-- INFORMATION GIVEN --
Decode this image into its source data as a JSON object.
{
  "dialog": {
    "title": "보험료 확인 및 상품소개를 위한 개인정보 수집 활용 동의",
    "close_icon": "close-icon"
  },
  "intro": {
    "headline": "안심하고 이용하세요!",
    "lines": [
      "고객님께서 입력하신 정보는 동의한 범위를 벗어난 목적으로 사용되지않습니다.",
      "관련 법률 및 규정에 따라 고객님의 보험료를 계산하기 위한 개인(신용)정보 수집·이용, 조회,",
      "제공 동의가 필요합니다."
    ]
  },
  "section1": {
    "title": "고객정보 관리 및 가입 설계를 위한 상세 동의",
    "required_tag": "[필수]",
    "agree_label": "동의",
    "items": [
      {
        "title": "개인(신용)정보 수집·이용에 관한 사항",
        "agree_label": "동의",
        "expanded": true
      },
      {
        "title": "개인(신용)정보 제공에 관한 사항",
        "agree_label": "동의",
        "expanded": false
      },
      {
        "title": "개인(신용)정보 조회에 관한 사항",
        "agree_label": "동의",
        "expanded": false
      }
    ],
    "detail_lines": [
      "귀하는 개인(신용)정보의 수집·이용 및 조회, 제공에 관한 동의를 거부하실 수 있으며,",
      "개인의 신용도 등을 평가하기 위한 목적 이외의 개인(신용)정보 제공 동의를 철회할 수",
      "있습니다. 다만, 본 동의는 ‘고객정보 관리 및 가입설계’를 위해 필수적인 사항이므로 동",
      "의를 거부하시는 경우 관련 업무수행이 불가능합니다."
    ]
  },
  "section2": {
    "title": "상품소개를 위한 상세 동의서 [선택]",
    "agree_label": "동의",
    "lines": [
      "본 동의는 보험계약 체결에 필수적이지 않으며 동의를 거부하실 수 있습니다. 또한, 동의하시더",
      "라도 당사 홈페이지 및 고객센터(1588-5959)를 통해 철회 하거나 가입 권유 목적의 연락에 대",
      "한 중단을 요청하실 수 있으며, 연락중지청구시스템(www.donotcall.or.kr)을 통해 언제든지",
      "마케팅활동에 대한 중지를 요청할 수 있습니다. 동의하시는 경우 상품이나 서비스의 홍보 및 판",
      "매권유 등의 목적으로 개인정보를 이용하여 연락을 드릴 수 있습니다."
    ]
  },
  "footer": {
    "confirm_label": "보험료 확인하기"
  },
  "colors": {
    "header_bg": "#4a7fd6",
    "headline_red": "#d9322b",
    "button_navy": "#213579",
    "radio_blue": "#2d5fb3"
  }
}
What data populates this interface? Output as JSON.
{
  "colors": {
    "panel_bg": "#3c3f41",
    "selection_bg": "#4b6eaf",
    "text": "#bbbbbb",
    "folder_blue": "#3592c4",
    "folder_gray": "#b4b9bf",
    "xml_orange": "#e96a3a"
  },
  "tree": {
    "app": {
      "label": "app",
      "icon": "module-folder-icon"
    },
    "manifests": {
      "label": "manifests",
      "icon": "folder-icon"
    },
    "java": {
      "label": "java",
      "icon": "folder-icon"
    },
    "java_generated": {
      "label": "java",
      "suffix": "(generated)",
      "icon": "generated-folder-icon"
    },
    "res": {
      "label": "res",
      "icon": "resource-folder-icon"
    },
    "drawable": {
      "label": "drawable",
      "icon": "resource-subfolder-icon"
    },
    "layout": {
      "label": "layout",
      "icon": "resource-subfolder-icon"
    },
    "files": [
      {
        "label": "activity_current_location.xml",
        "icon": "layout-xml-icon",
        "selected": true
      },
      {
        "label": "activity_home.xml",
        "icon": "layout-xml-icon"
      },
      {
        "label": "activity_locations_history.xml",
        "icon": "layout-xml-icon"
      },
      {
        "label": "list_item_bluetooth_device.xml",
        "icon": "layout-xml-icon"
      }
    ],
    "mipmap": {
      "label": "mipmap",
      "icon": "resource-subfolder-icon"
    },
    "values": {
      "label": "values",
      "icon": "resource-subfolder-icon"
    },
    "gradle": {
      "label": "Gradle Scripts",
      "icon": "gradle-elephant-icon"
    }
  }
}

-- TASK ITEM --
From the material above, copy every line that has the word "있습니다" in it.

-- RESPONSE BOX --
      "있습니다. 다만, 본 동의는 ‘고객정보 관리 및 가입설계’를 위해 필수적인 사항이므로 동",
      "본 동의는 보험계약 체결에 필수적이지 않으며 동의를 거부하실 수 있습니다. 또한, 동의하시더",
      "마케팅활동에 대한 중지를 요청할 수 있습니다. 동의하시는 경우 상품이나 서비스의 홍보 및 판",
      "매권유 등의 목적으로 개인정보를 이용하여 연락을 드릴 수 있습니다."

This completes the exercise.